Aayog member Ramesh Chand, who is an expert in agriculture, said that such methods could be scaled up nationally only after they have been scientifically proven to be correct and there is proper manual for these. Under ZBNF, neither fertiliser nor pesticide is used and only 10 per cent of water is to be utilised for irrigation as compared to traditional farming techniques.
“Around five million farmers are working on zero-budget farming in different states,” he said, adding that not only does it have potential for India but it can also be put to global use.
The NITI Aayog vice-chairman was addressing a press conference after meeting principal secretaries (agriculture) of states, representatives from agriculture universities, institutes, farmers and practitioners.
ZBNF expert Subhash Palekar was also present at the event. He said that the basic concept of ZBNF, which is different from organic farming, is to ensure that profit from supplementary crops is enough to cover the cost of production of the main crop.

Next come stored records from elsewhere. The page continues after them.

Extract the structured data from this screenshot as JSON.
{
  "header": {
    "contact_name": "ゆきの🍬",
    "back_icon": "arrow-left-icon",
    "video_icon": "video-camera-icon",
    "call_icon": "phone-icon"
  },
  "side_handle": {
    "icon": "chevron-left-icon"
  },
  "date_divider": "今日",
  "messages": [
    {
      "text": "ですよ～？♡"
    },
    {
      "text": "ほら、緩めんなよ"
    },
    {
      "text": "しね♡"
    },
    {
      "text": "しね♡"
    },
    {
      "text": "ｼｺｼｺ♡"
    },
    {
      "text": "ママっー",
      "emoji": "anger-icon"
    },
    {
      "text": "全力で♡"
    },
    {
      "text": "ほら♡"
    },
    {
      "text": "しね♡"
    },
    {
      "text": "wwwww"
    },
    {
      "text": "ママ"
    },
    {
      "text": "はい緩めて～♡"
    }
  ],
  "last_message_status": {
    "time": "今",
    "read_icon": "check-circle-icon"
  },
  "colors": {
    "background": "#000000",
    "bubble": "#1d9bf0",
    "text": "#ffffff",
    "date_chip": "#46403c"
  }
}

He said an average domestic Indian cow is sufficient to generate chemical-free farming in 30 acres of land by using a concoction of cow dung and urine, among others.